Human Rights Council bid glosses over refugee, asylum seeker, Indigenous rights

Foreign Minister Julie Bishop has this week launched Australia’s bid for a Human Rights Council seat at the United Nations. But, back at home, the Government continues its inherently abusive offshore detention regime, and oversees astronomical rates of Indigenous incarceration.

“It’s not enough to talk the talk in New York – this government must must walk the walk at home,” said Claire Mallinson, National Director of Amnesty International Australia.

“Australia must demonstrate that it would be a principled, effective and accountable Human Rights Council member. It must protect the rights of Indigenous children, and refugees and asylum seekers living under Australia’s policies.”

“This week we released proof that the Australian-run Manus Island refugee centre was directly fired on, risking lives. Yesterday, more details emerged of deliberately cruel policies that place the safety of hundreds of people at great risk.”

“Meanwhile, Aboriginal and Torres Strait Islander children are 25 times more likely to be locked up than non-Indigenous children. We have seen abuses in youth detention in the Northern Territory, Queensland, Western Australia and Victoria – all around the country. The problem is nationwide and we need a national action plan on youth justice. This will support Indigenous children to stay with their families and thrive in their communities,” said Claire Mallinson.

“The UN Special Rapporteur on The Rights of Indigenous Peoples recently toured Australia. She was shocked at the rates Australia locks up Indigenous children, and at the conditions in youth detention. She said Australia needed to address Indigenous issues to be able to be a member of the Human Rights Council.”

In making its Human Rights Council bid, Amnesty International recommends Australia commits to:

  • Funding and implementing a measurable national plan to end the overrepresentation of Indigenous young people in the criminal justice system. This includes setting justice targets alongside the existing Closing the Gap targets and reporting on them annually.

  • Working constructively with the National Congress of Australia’s First Peoples, Aboriginal and Torres Strait Islander representatives and peak bodies. The Government must address the priorities set out in the Redfern Statement. This calls for a more just approach to Aboriginal and Torres Strait Islander Affairs.

  • Ending Australia’s cruel practice of mandatory offshore processing and detention.

  • Immediately bringing refugees and asylum seekers from Manus Island and Nauru to Australia for processing and protection.

  • Increase Australia’s annual refugee resettlement intake to at least 30,000 people, prioritising those selected by UNHCR.

  • Ensuring people who seek asylum in Australia are treated humanely. They must have their asylum claims assessed in a timely, fair and efficient manner, irrespective of their mode of arrival.
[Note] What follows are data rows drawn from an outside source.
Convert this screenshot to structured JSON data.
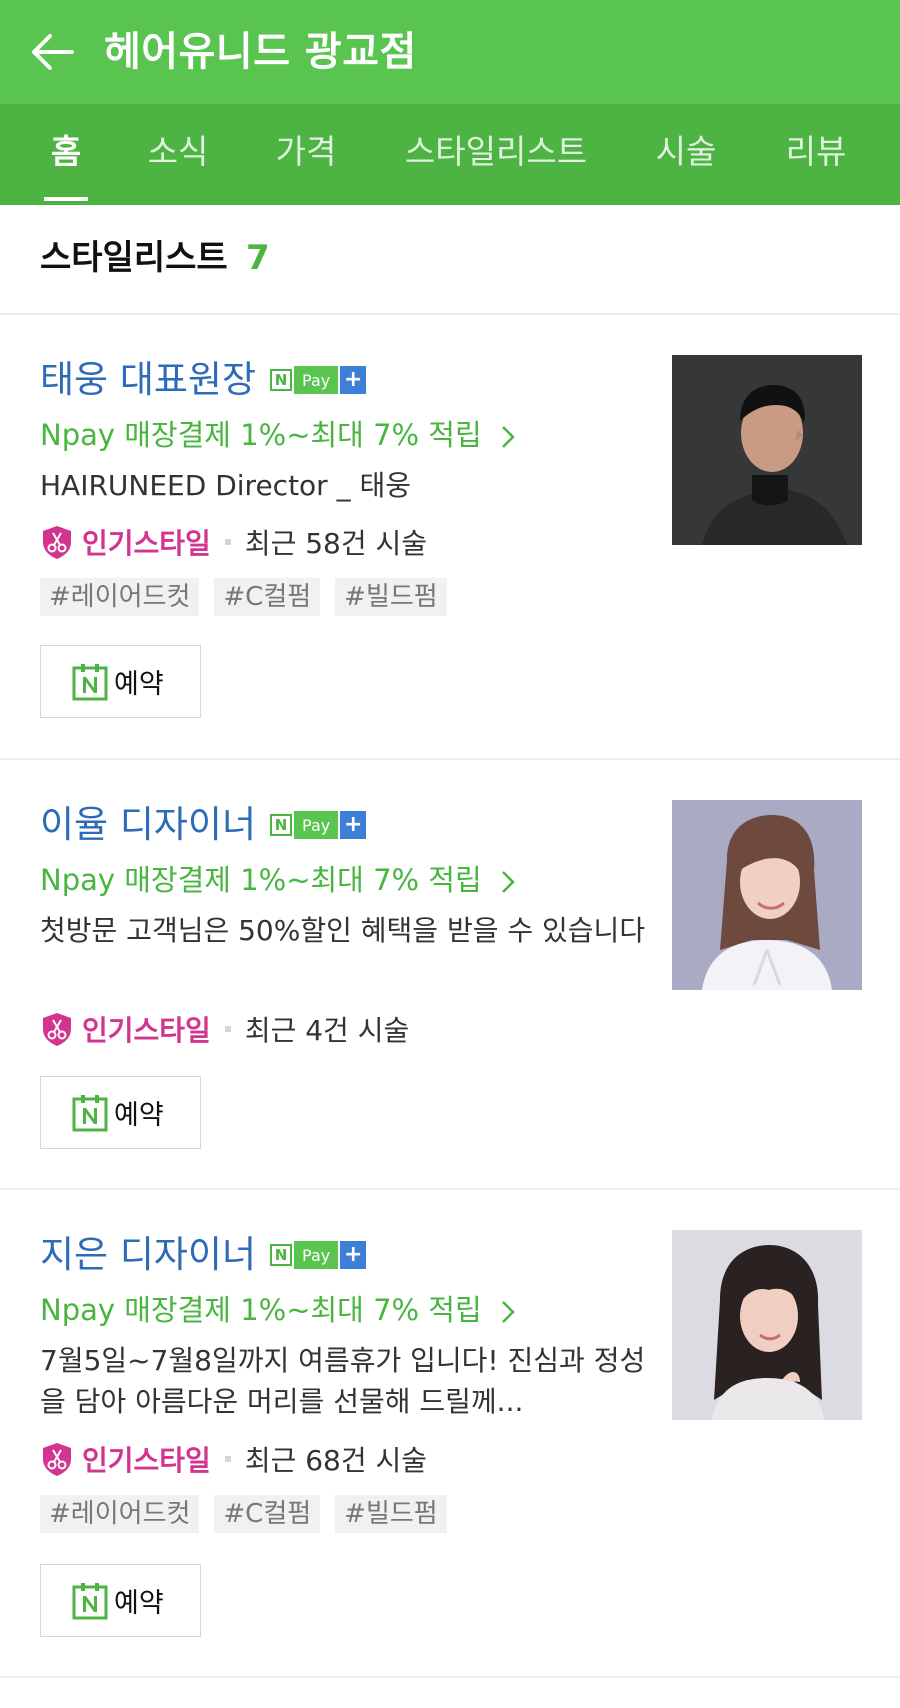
{
  "header": {
    "title": "헤어유니드 광교점"
  },
  "tabs": [
    {
      "label": "홈"
    },
    {
      "label": "소식"
    },
    {
      "label": "가격"
    },
    {
      "label": "스타일리스트"
    },
    {
      "label": "시술"
    },
    {
      "label": "리뷰"
    }
  ],
  "section": {
    "title": "스타일리스트",
    "count": "7"
  },
  "npay_badge": {
    "n": "N",
    "pay": "Pay",
    "plus": "+"
  },
  "stylists": [
    {
      "name": "태웅 대표원장",
      "promo": "Npay 매장결제 1%~최대 7% 적립",
      "desc": "HAIRUNEED Director _ 태웅",
      "popular": "인기스타일",
      "recent": "최근 58건 시술",
      "tags": [
        "#레이어드컷",
        "#C컬펌",
        "#빌드펌"
      ],
      "reserve": "예약"
    },
    {
      "name": "이율 디자이너",
      "promo": "Npay 매장결제 1%~최대 7% 적립",
      "desc": "첫방문 고객님은 50%할인 혜택을 받을 수 있습니다",
      "popular": "인기스타일",
      "recent": "최근 4건 시술",
      "tags": [],
      "reserve": "예약"
    },
    {
      "name": "지은 디자이너",
      "promo": "Npay 매장결제 1%~최대 7% 적립",
      "desc": "7월5일~7월8일까지 여름휴가 입니다! 진심과 정성을 담아 아름다운 머리를 선물해 드릴께...",
      "popular": "인기스타일",
      "recent": "최근 68건 시술",
      "tags": [
        "#레이어드컷",
        "#C컬펌",
        "#빌드펌"
      ],
      "reserve": "예약"
    }
  ],
  "colors": {
    "header_bg": "#5ac451",
    "tabs_bg": "#4db444",
    "name_blue": "#2d6bb8",
    "promo_green": "#48b53f",
    "popular_pink": "#d3348f"
  },
  "icons": {
    "back": "arrow-left-icon",
    "npay": "npay-plus-badge",
    "popular": "scissors-shield-icon",
    "reserve": "naver-calendar-icon",
    "promo": "chevron-right-icon"
  }
}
  • Ending Australia’s moratorium on resettling refugees that have arrived in Indonesia after 1 July 2014.

  • Working with other countries to adopt a responsibility-sharing approach to managing the flow of people seeking asylum and refugees.

  • Supporting and advocating for increased humanitarian assistance, assistance for hosting countries. Improving capability for search and rescue and safe disembarkation at sea. Providing more efficient and effective refugee status determination and resettlement processes. Expanding other safe pathways for refugees to access protection (eg. through skilled migration, family reunion, student visas etc).